FORWARD play is as traditional to Gloucester as the cherry and white hoops they wear. Inflexible, say their critics, who might care to go down to Kingsholm and see the alternative approach being adopted at the players' own request.
The 'free spirits' style, running the ball and using the pace of Simon Morris and Paul Holford almost worked against Bath and, tested in that rarified atmosphere, it should be a raging success in the company of lesser mortals.
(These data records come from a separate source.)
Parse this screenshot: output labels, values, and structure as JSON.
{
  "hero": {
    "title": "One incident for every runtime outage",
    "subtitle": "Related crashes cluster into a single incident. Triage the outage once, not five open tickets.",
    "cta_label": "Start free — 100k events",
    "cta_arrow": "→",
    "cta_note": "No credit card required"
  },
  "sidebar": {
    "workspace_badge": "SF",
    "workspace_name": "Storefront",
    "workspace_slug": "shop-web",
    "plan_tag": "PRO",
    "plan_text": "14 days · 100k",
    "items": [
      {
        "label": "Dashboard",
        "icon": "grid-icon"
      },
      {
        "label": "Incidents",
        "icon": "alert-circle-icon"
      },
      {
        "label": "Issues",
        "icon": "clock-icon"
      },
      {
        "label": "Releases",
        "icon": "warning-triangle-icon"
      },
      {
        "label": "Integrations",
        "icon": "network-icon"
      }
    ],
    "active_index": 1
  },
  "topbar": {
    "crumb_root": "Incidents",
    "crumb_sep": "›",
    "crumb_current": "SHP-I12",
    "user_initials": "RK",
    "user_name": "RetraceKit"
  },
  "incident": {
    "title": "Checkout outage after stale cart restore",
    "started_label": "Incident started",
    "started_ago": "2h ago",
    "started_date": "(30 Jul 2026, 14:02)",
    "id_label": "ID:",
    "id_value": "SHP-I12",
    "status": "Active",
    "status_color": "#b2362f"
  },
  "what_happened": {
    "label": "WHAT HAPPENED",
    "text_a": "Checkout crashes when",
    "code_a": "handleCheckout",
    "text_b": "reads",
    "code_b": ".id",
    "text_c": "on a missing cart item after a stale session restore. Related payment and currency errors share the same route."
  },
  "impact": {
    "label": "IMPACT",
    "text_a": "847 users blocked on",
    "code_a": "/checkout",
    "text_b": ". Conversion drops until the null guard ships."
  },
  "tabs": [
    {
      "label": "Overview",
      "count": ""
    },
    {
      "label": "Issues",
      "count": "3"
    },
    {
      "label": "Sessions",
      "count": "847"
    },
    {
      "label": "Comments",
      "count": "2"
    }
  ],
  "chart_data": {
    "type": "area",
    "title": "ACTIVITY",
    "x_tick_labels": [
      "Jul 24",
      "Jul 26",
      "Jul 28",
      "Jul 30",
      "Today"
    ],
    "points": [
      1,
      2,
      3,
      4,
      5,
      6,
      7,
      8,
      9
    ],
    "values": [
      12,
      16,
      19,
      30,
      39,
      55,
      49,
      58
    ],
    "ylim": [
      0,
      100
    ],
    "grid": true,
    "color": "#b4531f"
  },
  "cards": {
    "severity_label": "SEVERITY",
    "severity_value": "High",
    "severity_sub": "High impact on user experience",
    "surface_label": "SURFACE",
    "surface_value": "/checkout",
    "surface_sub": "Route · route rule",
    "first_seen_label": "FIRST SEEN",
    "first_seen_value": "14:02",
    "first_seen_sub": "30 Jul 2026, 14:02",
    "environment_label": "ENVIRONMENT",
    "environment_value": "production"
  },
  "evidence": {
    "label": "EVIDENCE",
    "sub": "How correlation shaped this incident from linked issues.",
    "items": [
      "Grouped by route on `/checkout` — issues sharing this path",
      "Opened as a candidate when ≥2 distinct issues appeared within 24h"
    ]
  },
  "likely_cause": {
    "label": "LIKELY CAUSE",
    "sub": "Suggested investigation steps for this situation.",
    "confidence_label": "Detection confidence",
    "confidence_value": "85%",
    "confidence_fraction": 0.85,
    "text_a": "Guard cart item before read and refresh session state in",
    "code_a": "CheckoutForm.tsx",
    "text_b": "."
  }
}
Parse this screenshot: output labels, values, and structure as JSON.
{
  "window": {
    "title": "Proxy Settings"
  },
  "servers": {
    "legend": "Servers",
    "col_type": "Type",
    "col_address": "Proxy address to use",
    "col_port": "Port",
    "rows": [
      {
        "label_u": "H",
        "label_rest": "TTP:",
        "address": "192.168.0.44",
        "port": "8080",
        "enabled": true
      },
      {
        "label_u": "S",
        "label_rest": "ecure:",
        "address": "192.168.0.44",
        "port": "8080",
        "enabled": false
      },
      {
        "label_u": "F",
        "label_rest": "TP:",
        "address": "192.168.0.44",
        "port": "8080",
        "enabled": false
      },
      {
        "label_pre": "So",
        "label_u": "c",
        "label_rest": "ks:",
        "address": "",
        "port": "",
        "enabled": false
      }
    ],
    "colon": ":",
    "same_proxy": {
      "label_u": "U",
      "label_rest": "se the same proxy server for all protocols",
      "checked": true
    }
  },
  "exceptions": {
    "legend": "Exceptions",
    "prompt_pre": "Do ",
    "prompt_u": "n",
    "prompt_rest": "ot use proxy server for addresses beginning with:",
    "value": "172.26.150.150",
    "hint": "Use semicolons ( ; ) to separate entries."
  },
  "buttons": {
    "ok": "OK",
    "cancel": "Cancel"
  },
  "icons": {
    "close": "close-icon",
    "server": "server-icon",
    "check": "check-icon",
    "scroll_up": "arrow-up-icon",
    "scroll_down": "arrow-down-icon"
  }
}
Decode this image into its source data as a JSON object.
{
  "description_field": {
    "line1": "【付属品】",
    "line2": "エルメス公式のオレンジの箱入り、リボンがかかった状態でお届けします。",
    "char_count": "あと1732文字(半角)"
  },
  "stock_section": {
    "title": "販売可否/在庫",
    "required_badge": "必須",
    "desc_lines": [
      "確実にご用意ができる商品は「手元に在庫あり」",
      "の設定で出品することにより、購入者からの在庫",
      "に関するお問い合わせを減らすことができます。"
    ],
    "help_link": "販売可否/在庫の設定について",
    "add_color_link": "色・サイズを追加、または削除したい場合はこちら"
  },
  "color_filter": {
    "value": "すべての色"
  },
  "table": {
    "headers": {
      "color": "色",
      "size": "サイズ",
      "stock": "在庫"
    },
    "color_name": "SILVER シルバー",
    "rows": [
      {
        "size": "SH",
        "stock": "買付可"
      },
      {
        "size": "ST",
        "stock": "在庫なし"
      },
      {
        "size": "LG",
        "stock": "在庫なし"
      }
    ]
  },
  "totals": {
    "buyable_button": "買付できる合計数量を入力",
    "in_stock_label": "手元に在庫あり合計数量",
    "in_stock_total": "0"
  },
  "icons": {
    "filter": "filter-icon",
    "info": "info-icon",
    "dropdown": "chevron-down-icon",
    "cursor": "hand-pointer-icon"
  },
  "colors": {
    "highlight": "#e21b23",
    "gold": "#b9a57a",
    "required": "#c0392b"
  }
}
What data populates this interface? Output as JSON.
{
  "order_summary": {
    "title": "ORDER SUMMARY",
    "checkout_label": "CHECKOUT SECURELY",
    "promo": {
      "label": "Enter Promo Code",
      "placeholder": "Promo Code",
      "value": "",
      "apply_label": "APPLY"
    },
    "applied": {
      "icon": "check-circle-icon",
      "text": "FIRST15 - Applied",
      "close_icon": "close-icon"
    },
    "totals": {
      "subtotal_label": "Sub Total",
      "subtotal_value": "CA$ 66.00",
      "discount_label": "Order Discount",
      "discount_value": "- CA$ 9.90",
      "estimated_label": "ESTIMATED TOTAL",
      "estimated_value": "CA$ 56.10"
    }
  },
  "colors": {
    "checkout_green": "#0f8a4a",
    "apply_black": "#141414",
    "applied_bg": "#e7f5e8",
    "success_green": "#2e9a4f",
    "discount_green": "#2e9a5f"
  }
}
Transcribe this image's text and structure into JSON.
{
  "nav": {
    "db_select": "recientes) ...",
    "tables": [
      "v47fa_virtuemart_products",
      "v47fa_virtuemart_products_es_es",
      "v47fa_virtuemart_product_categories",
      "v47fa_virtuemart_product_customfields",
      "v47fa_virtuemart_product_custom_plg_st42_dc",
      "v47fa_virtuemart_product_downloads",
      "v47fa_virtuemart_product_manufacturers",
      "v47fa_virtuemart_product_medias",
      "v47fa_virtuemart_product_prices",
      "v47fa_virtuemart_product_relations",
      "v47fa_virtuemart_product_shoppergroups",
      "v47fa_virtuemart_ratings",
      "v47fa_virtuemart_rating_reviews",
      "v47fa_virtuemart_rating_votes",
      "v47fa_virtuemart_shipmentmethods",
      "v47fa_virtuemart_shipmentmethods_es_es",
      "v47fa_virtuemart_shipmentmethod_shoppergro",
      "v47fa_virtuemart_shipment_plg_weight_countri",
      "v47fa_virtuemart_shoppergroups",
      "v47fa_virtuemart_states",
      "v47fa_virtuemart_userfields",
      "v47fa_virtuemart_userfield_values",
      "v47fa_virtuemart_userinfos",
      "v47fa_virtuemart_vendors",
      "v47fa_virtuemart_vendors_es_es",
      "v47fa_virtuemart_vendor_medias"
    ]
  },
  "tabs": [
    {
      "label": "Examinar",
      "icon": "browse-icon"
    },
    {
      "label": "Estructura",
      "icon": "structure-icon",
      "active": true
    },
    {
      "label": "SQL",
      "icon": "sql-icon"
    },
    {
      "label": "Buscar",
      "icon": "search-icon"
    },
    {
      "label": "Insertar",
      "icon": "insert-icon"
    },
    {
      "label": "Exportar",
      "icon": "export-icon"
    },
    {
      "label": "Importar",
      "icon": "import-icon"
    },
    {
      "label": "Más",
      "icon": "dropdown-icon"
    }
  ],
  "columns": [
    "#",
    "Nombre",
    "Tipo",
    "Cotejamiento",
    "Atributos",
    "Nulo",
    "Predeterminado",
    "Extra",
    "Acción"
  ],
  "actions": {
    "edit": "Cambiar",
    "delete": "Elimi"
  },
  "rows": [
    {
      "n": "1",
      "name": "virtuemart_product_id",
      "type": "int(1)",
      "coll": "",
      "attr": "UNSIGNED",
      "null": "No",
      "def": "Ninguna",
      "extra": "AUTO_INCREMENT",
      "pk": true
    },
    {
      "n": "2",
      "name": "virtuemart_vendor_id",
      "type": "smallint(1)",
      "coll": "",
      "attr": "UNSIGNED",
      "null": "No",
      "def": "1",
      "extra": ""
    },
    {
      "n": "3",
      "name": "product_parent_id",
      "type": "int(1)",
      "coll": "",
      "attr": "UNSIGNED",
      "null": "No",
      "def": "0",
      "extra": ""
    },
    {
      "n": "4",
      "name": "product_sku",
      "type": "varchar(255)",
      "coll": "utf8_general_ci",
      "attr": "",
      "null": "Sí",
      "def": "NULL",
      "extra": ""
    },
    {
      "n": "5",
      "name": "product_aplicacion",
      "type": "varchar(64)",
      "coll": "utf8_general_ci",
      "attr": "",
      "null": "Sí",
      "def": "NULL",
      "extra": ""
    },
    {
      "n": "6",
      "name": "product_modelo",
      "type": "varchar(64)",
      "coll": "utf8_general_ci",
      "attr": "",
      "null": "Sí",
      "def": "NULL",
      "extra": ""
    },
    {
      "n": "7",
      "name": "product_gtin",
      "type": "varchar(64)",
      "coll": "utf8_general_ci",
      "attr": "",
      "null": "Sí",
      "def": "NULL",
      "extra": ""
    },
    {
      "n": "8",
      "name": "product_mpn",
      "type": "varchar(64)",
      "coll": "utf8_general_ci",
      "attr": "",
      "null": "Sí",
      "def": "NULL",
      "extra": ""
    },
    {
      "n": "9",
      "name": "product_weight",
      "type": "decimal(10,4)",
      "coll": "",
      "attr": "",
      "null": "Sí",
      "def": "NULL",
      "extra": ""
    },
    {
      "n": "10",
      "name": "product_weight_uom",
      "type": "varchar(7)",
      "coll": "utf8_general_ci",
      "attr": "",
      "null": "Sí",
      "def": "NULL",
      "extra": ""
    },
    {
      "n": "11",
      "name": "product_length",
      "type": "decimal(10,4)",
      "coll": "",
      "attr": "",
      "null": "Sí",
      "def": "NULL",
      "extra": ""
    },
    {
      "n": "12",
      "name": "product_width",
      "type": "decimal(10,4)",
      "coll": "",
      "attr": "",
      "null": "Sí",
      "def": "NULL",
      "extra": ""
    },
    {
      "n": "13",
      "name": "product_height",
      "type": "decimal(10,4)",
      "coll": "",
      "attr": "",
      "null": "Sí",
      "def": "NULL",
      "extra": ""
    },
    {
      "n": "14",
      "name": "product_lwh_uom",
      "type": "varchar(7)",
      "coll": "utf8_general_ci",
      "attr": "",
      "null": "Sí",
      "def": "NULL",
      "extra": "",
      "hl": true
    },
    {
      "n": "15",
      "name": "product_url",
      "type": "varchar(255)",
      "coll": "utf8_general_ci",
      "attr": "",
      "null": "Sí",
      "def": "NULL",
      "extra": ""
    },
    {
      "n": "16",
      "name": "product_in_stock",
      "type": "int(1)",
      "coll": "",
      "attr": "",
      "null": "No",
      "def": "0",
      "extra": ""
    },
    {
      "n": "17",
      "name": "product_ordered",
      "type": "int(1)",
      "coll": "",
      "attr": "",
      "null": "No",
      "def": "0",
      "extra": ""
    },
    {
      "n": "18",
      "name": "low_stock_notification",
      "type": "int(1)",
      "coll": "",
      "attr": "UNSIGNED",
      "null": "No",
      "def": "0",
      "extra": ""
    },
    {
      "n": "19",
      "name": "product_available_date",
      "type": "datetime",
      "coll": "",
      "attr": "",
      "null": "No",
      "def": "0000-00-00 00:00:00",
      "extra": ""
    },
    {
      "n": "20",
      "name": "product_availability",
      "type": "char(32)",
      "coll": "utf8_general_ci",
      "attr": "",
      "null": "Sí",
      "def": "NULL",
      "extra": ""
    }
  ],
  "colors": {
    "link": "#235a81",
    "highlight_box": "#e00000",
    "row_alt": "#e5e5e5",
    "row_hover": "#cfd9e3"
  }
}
All of Gloucester's nine league tries so far have been scored by backs, the latest from Tim Smith, following Mark Mapletoft's subtle kick ahead, which preceded a final five minutes as challenging as any Bath will face this season.
Bath clung on, surviving a line- out at their own corner flag and breathing an audible sigh of relief at the final whistle. They completed a sixth consecutive win in league matches against Gloucester, despite Mike Catt missing three of five place kicks in the absence of Jonathan Callard. It also equalled their own record of 15 victories in succession.
Barrie Corless, Gloucester's director of rugby, pinpointed Bath's stealthy strengths. 'A side can match them for 70 minutes as we did, but it's their ability to move up a gear in the other 10 which makes them so difficult to beat,' he said.
Holford has scored 10 tries for Gloucester in nine games, including the four-match pre-season tour of South Africa, which produced three wins, during which the wings ran in 12 of the 17 tries. Their attacking wit on the field is not confined to that, however.
A blackboard outside a Gloucester pub reads: 'Andy Robinson has just called his house 'Offside' because that's where he lives.' Robinson's riposte was to score a try, following a slick switch of direction and interpassing with a distinctive Bath trademark between Martin Haag and Ben Clarke.
Haag had displaced Nigel Redman, one of four internationals selected for Bath's second team, which highlights the reasoning behind league squads now being restricted to 50 players.
It prevents stands being filled by film-set extras, hanging around on the off chance of a walk-on part in one league match a season, but basically being superfluous to requirements. Last winter, one league club in London had nearly 200 players registered, effectively stifling players who would have been better advised to go elsewhere.
Most clubs have favoured signing around 40 this season, leaving places free to allow swift registrations in case of injuries. Simon Geoghegan, the Ireland wing, joins Bath's league strike-force this week, while Mike Teague - back from Moseley - is already eligible for Gloucester but was deemed not match-fit.
Facing Bath in that state was not to be advised. Nerve ends also had to be in prime condition, but no one was cooller than Mapletoft, an acquisition from Rugby, making the swift adjustment from playing in front of a few hundred spectators to performing before the baying crowd of 8,500 who watched him on Saturday.
Gloucester: Try T Smith; Conversion Mapletoft; Penalty Mapletoft. Bath: Tries Robinson, Sanders; Conversion Catt; Penalty Catt.
Gloucester: M Mapletoft; P Holford, B Morris, B Maslen, T Smith; M Kimber, B Fenley; P Jones, J Hawker, A Deacon (capt), D Sims, R West, P Glanville, (P Ashmead, 60), C Raymond, I Smith.
Bath: A Lumsden; T Swift, P de Glanville (capt), E Rayner, J Sleightholme; M Catt, I Sanders; V Ubogu, G Dawe, J Mallett, M Haag, A Reed, A Robinson (G Adams 33-38), B Clarke, S Ojomoh.
Referee: E Morrisson (Bristol).